Entries supplied —

■ ■ ■

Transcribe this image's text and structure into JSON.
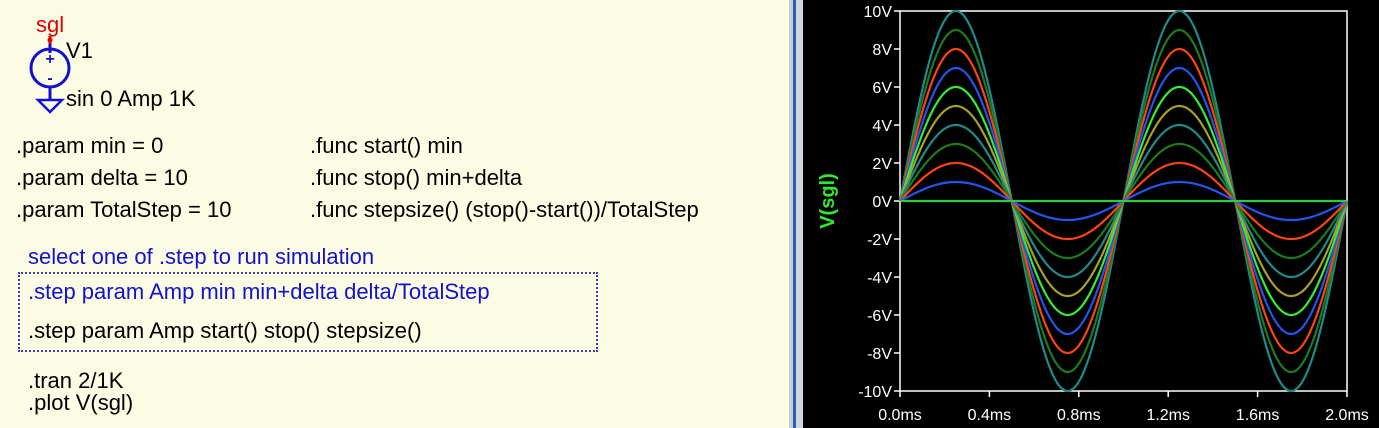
{
  "schematic": {
    "net_label": "sgl",
    "source_name": "V1",
    "source_value": "sin 0 Amp 1K",
    "params": [
      ".param min = 0",
      ".param delta = 10",
      ".param TotalStep = 10"
    ],
    "funcs": [
      ".func start() min",
      ".func stop() min+delta",
      ".func stepsize() (stop()-start())/TotalStep"
    ],
    "select_note": "select one of .step to run simulation",
    "step_options": [
      ".step param Amp min min+delta delta/TotalStep",
      ".step param Amp start() stop() stepsize()"
    ],
    "tran": ".tran 2/1K",
    "plot_cmd": ".plot V(sgl)",
    "colors": {
      "net_label": "#e00000",
      "source": "#1212cc",
      "comment": "#1212cc"
    }
  },
  "chart_data": {
    "type": "line",
    "ylabel": "V(sgl)",
    "x_ticks": [
      "0.0ms",
      "0.4ms",
      "0.8ms",
      "1.2ms",
      "1.6ms",
      "2.0ms"
    ],
    "y_ticks": [
      "10V",
      "8V",
      "6V",
      "4V",
      "2V",
      "0V",
      "-2V",
      "-4V",
      "-6V",
      "-8V",
      "-10V"
    ],
    "xlim": [
      0,
      2.0
    ],
    "ylim": [
      -10,
      10
    ],
    "x_unit": "ms",
    "function": "Amp*sin(2*pi*1000*t)",
    "frequency_hz": 1000,
    "series": [
      {
        "amplitude": 0,
        "color": "#2ecc40"
      },
      {
        "amplitude": 1,
        "color": "#2255ee"
      },
      {
        "amplitude": 2,
        "color": "#ff4411"
      },
      {
        "amplitude": 3,
        "color": "#1e7a1e"
      },
      {
        "amplitude": 4,
        "color": "#1f8a8a"
      },
      {
        "amplitude": 5,
        "color": "#a8a028"
      },
      {
        "amplitude": 6,
        "color": "#33ee33"
      },
      {
        "amplitude": 7,
        "color": "#2255ee"
      },
      {
        "amplitude": 8,
        "color": "#ff4411"
      },
      {
        "amplitude": 9,
        "color": "#1e7a1e"
      },
      {
        "amplitude": 10,
        "color": "#1f8a8a"
      }
    ],
    "background": "#000000",
    "axis_color": "#ffffff",
    "ylabel_color": "#2ee82e"
  }
}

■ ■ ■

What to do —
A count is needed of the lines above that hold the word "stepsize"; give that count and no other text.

Finished task —
2